* SparkHelp, a project that Mashable is supporting for the Pepsi Refresh SxSW Challenge, a competition for $50,000 in start-up funding. Founders describe SparkHelp as "a foursquare meets Craigslist" application. "The idea is simple," says Brian Milner, co-founder. "Anyone can place a call for help and anyone can answer that call. Help can be sought for anything: fence repair, car repair, computer work, dog-walking, etc." SparkHelp is seeking funding to build is Website as well as the apps for all of the major mobile platforms needed to match someone with time or skills with others who need them -- and all in real-time, based on where they are now.

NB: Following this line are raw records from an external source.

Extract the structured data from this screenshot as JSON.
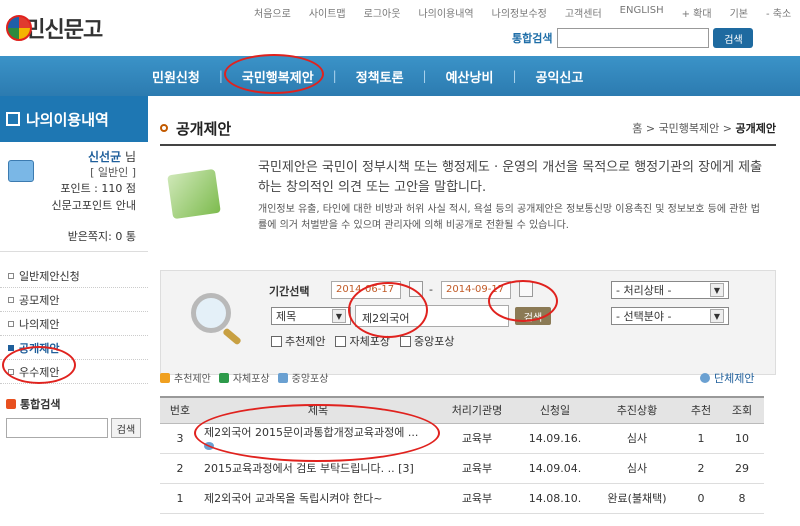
{
  "header": {
    "logo": "국민신문고",
    "util_links": [
      "처음으로",
      "사이트맵",
      "로그아웃",
      "나의이용내역",
      "나의정보수정",
      "고객센터",
      "ENGLISH",
      "+ 확대",
      "기본",
      "- 축소"
    ],
    "search_label": "통합검색",
    "search_button": "검색"
  },
  "gnb": [
    "민원신청",
    "국민행복제안",
    "정책토론",
    "예산낭비",
    "공익신고"
  ],
  "sidebar": {
    "title": "나의이용내역",
    "user_name": "신선균",
    "user_suffix": "님",
    "level": "[ 일반인 ]",
    "points": "포인트 : 110 점",
    "point_info": "신문고포인트 안내",
    "messages": "받은쪽지: 0 통",
    "menu": [
      "일반제안신청",
      "공모제안",
      "나의제안",
      "공개제안",
      "우수제안"
    ],
    "search_label": "통합검색",
    "search_button": "검색"
  },
  "main": {
    "title": "공개제안",
    "breadcrumb": [
      "홈",
      "국민행복제안",
      "공개제안"
    ],
    "lead": "국민제안은 국민이 정부시책 또는 행정제도 · 운영의 개선을 목적으로 행정기관의 장에게 제출하는 창의적인 의견 또는 고안을 말합니다.",
    "note": "개인정보 유출, 타인에 대한 비방과 허위 사실 적시, 욕설 등의 공개제안은 정보통신망 이용촉진 및 정보보호 등에 관한 법률에 의거 처벌받을 수 있으며 관리자에 의해 비공개로 전환될 수 있습니다."
  },
  "filter": {
    "period_label": "기간선택",
    "date_from": "2014-06-17",
    "date_to": "2014-09-17",
    "field_select": "제목",
    "keyword": "제2외국어",
    "search_button": "검색",
    "status_select": "- 처리상태 -",
    "category_select": "- 선택분야 -",
    "checkboxes": [
      "추천제안",
      "자체포상",
      "중앙포상"
    ]
  },
  "legend": {
    "items": [
      "추천제안",
      "자체포상",
      "중앙포상"
    ],
    "colors": [
      "#f0a020",
      "#2d9a4a",
      "#6aa0d1"
    ],
    "group_link": "단체제안"
  },
  "table": {
    "headers": [
      "번호",
      "제목",
      "처리기관명",
      "신청일",
      "추진상황",
      "추천",
      "조회"
    ],
    "rows": [
      {
        "no": "3",
        "title": "제2외국어 2015문이과통합개정교육과정에 ...",
        "org": "교육부",
        "date": "14.09.16.",
        "status": "심사",
        "rec": "1",
        "views": "10"
      },
      {
        "no": "2",
        "title": "2015교육과정에서 검토 부탁드립니다. .. [3]",
        "org": "교육부",
        "date": "14.09.04.",
        "status": "심사",
        "rec": "2",
        "views": "29"
      },
      {
        "no": "1",
        "title": "제2외국어 교과목을 독립시켜야 한다~",
        "org": "교육부",
        "date": "14.08.10.",
        "status": "완료(불채택)",
        "rec": "0",
        "views": "8"
      }
    ]
  }
}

* Giiv bills itself as a startup that's all about "texting with benefits." It's a mobile "micro-gifting" platform that lets people instantly send gifts to friends and those in need. How does it work? Find a gift you want to give from among those listed on Giiv's site and then enter the intended recipient's mobile number with a note. Giiv then texts that person a giiv code, which he or she can then redeem for real merchandise or services. Globalgiving and Tom's Shoes are among the first "gift" items listed on the start-up's beta site. (There is a 99-cent processing fee added on to the amount of the gift.)
* Glass is another real-time Web company, but this one lets users place notes on top of any Website, so that contacts "can see your thought together with the moment that inspired it, in context, allowing you to share the experience of being there." Think of it as a clear, digital Post-it note. "It's a virtual sheet of glass that lies over the entire Internet that's yours to affect," founders say. "You can share your thoughts about anything on the Web, right in the moment, by literally placing notes, highlighting text and even placing pictures and videos on top of any Website and share those thoughts with only those you choose." Think of it as a personalized form of "augmented reality" that lets people share a moment and a thought together as an experience. Founders say the application promotes information-exchange and promotes transparency, with the potential for social advocacy organizations looking to quickly share information about specific locations or get up to speed faster in crises locations from those on the ground.
Other unique location-aware ware at SxSW this year? Check out the "Twitter mandala."
Ironically, perhaps, these and other location-tracking platforms come amid some first-day conference sessions devoted to spirited discussions of online privacy, which conference kick-off keynoter danah boyd defined as "being not about hiding your information but about being able to control it in different situations."
Watch this space for updates.
-- By Marcia Stepanek